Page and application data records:
------

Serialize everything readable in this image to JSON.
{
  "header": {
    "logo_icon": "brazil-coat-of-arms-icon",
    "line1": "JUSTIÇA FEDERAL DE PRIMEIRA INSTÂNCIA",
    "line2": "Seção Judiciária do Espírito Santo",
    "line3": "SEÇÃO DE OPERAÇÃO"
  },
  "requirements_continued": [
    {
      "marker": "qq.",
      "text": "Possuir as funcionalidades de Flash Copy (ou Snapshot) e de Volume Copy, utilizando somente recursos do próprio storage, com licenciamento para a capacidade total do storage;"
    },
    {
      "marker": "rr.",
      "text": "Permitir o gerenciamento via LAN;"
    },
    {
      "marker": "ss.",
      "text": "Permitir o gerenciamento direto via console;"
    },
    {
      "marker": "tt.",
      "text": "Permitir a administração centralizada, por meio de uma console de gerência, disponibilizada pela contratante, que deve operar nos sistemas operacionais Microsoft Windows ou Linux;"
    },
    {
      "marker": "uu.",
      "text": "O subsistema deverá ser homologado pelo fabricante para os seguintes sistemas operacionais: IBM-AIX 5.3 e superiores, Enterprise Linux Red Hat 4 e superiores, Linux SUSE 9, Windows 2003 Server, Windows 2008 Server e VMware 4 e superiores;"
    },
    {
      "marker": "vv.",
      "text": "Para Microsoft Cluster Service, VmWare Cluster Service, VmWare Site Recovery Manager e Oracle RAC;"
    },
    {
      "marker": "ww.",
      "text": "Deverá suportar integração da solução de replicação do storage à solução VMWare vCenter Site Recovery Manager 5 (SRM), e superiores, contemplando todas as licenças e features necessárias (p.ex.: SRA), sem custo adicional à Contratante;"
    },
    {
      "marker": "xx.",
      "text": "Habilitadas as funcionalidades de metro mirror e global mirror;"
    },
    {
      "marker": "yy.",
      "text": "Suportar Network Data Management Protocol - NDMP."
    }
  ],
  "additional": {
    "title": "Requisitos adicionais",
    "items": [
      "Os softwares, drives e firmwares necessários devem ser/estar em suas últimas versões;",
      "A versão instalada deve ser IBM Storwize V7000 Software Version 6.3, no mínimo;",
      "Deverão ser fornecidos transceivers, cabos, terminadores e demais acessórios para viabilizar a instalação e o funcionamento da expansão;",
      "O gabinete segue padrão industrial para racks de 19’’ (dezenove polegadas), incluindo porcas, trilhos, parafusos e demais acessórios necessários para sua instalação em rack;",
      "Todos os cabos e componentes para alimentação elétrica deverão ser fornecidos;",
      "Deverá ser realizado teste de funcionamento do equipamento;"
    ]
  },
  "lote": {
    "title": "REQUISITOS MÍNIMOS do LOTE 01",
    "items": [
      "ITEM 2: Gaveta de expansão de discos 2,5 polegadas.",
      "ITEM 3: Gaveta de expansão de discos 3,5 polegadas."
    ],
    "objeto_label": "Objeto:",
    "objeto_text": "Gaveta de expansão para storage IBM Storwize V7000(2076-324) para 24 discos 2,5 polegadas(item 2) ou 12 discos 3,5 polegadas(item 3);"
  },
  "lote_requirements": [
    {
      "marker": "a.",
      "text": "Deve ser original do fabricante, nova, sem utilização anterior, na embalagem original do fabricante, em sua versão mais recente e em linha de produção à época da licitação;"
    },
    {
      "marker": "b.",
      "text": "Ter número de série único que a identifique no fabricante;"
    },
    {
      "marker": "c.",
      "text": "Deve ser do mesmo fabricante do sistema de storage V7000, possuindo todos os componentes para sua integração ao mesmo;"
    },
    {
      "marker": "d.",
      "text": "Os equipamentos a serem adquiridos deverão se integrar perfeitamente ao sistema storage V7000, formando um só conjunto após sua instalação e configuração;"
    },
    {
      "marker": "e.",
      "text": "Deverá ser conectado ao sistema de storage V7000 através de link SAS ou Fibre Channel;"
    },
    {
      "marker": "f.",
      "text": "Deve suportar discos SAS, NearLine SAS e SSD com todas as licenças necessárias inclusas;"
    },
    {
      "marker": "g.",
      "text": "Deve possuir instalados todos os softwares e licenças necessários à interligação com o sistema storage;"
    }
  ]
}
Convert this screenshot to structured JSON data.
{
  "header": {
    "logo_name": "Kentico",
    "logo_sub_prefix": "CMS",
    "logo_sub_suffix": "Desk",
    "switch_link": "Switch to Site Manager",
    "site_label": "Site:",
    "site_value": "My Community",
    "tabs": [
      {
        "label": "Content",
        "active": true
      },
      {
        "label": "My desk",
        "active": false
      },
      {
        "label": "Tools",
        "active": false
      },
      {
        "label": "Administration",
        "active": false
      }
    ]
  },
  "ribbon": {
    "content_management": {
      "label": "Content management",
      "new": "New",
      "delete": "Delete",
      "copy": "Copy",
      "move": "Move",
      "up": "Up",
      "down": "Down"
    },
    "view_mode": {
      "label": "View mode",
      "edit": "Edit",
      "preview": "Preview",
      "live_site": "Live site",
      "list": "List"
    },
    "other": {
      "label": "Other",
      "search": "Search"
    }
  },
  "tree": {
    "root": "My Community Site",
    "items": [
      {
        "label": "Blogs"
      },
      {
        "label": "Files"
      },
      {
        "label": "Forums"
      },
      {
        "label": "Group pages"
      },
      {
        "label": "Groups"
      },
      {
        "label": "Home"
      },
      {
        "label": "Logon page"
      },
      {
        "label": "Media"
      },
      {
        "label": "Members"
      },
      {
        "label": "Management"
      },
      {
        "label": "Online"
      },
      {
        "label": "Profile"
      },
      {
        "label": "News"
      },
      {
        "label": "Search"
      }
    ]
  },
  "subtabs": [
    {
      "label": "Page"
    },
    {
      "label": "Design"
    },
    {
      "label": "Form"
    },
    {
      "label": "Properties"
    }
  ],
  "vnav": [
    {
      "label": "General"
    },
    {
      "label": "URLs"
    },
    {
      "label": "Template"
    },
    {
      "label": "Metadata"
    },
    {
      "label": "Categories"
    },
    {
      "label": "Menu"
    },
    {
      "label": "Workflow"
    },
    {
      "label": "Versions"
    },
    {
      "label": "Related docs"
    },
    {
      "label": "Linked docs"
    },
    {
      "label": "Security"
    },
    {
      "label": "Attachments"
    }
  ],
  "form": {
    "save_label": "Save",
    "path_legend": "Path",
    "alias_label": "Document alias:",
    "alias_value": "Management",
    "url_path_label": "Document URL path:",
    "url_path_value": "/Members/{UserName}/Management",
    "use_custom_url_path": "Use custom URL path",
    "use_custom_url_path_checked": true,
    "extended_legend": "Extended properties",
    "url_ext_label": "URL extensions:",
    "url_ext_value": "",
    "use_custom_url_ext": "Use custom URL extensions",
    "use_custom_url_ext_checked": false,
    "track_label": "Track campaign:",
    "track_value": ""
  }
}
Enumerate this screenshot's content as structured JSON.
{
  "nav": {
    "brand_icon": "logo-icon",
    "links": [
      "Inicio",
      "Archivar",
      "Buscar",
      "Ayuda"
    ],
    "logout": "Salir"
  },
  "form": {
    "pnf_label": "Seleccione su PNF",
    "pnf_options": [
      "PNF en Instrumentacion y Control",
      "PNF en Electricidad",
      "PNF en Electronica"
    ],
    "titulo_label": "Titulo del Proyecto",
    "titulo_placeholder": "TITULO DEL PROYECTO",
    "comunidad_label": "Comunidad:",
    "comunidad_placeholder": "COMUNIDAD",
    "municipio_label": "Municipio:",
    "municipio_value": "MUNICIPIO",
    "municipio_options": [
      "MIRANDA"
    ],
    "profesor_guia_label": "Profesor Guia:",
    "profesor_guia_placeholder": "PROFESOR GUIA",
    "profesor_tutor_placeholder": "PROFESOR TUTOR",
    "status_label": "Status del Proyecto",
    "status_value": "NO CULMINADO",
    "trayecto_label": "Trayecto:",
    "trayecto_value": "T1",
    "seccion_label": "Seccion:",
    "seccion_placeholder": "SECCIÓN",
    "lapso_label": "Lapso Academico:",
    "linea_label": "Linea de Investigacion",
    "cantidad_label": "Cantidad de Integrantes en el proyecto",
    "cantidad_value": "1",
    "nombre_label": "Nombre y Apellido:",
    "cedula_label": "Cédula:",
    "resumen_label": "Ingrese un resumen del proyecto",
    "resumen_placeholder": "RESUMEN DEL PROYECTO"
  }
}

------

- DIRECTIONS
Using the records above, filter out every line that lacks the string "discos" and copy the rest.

- RESPONSE TO THIS EXERCISE
      "ITEM 2: Gaveta de expansão de discos 2,5 polegadas.",
      "ITEM 3: Gaveta de expansão de discos 3,5 polegadas."
    "objeto_text": "Gaveta de expansão para storage IBM Storwize V7000(2076-324) para 24 discos 2,5 polegadas(item 2) ou 12 discos 3,5 polegadas(item 3);"
      "text": "Deve suportar discos SAS, NearLine SAS e SSD com todas as licenças necessárias inclusas;"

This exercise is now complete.